Title 1 is a program that provides financial assistance to local educational agencies (LEAs) and schools with high percentages of children from low-income families to ensure that the children meet state academic standards.

The 2017 HCPSS high school profiles shows that three out of the four high schools in District 3 have a Free and Reduced Meals (FARM) population of at least 26.7%.

In a previous analysis, it was demonstrated that the proposed redistricting woefully falls short of the criteria set forth in the Board Policy 6010 with respect to economic integration.

This discussion further expands on these concerns to ensure stronger adequate public facilities ordinance standards (APFO) are adopted and better moderate and low income housing policies are implemented such that the county begins rolling back what the current standards have begun to create - two Howard Counties. One where lower income families live and another where high income families live.

Segregation develops when the county repeatedly approves high-density low-income housing in certain neighborhoods, and prevents low-income housing from being provided in other neighborhoods. 

School segregation builds on these differences. Segregation by income occurs when school district lines are drawn to leave wealthy neighborhoods on one side and low-income neighborhoods on the other. It results in neighboring schools with starkly different demographics. 

For example, Howard High School borders Long Reach and Oakland Mills but has only 12% FARM students compared with 36% and 44% in Long Reach and Oakland Mills. Atholton HS has only 9% FARM students but borders Wilde Lake, Oakland Mills and Hammond with 40%, 44%, and 34%. These numbers were taken from the most recently published school profiles.
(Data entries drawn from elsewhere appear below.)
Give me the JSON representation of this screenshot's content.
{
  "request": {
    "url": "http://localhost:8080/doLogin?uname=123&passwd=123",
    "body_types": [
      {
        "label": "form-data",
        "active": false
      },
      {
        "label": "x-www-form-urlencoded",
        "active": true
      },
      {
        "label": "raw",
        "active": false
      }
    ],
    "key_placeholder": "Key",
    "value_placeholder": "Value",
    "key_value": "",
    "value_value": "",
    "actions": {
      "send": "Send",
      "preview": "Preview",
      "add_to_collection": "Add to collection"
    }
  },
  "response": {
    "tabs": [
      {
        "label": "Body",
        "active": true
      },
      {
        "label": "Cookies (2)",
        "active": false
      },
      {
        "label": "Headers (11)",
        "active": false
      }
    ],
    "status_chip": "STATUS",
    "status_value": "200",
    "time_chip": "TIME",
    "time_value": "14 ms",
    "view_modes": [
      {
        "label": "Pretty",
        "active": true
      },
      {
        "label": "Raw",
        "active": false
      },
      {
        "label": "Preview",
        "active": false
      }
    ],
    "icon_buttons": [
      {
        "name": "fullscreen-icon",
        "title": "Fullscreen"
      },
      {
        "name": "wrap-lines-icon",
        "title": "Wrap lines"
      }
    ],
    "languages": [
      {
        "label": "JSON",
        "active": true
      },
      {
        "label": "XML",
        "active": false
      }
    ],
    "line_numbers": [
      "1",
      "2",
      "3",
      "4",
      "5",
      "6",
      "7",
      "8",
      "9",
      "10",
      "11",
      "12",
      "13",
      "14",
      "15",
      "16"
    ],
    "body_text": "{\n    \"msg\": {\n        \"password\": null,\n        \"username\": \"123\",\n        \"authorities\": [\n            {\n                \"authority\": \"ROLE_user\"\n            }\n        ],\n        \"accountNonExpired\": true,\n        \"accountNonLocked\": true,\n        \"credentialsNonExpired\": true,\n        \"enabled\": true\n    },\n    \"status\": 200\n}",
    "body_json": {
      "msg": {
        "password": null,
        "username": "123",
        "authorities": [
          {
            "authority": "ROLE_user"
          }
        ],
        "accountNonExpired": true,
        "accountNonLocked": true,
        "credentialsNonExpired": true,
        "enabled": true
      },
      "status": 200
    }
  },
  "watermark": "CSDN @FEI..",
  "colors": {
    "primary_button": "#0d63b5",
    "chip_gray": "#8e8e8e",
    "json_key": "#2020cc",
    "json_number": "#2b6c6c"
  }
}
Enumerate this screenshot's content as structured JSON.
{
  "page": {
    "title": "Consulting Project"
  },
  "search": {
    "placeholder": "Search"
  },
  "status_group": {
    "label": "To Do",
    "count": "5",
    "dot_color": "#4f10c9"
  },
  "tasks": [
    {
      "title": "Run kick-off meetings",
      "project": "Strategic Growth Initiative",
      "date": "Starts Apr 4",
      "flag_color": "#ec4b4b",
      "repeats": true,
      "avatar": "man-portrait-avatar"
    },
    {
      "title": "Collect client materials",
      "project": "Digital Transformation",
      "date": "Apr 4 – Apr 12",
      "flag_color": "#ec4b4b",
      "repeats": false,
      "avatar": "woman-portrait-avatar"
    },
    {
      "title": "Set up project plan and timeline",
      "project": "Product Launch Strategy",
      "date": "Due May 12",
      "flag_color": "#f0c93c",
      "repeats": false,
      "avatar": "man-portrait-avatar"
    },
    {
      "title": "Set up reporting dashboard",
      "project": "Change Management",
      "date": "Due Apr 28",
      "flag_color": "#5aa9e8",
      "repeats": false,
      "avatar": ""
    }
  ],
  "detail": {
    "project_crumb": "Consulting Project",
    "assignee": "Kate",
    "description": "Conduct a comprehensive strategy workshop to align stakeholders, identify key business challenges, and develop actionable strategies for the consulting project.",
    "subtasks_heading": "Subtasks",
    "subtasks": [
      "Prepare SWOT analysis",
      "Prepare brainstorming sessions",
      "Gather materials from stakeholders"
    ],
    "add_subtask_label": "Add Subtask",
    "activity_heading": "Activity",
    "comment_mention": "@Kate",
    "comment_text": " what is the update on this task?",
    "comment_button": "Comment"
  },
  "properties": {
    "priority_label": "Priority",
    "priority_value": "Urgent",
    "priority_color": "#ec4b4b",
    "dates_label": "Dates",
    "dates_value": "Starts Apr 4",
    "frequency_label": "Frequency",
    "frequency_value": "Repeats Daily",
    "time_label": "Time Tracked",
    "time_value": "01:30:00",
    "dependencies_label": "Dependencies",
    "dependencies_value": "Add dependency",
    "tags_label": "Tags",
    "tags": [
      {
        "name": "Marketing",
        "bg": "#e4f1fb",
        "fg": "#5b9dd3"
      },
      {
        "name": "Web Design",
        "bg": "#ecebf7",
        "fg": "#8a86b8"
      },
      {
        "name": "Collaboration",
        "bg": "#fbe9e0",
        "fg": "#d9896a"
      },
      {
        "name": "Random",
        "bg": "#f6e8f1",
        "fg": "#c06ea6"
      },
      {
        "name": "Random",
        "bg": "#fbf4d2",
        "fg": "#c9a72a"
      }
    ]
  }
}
These segregated districts have resulted from years of redistricting while addressing the concerns of vocal members in wealthy communities. Low-income families may not have the wherewithal to consult experts, draw plans for their own communities or even have the time to review arcane policies for various reasons.

The County's fees-in-lieu policy of allowing developers to pay a fee instead of providing low- and moderate- income housing has been cited as another cause for the high FARM percentages in certain communities relative to others.

After redistricting is complete, many of the school districts will be open for additional development unless the county does something to prevent additional densification of neighborhoods.

The county allows further development wherever local school capacity allows it, but this is an inappropriate metric altogether. A school will be under enrolled whenever the district borders are drawn to make it that way. The magic of redistricting makes it possible to create schools with open capacity wherever desired just by moving district lines irrespective of population density. The county is basing development on size of the district relative to the school size, not on density of the housing already there.

It is evident that since 1970, there has been an increase in segregation in Howard County communities and schools. Development decisions are largely responsible for concentrating low-income areas in certain locations.

However, the way school district lines have been drawn has further exacerbated the problem. The Board of Education Policy 6010 is the prescription for the redistricting process, and economic integration is stated as one of the goals of the process. The proposed plan does not achieve this goal.

Over the past few decades, and especially in the last decade, we have seen more and more economic segregation of our communities and schools in Howard County. The "planning" at the county and school level has contributed to this dilemma. We need to consider the impacts of housing projects on potential economic integration before we approve these projects, and we cannot allow our school districts to be divided by income.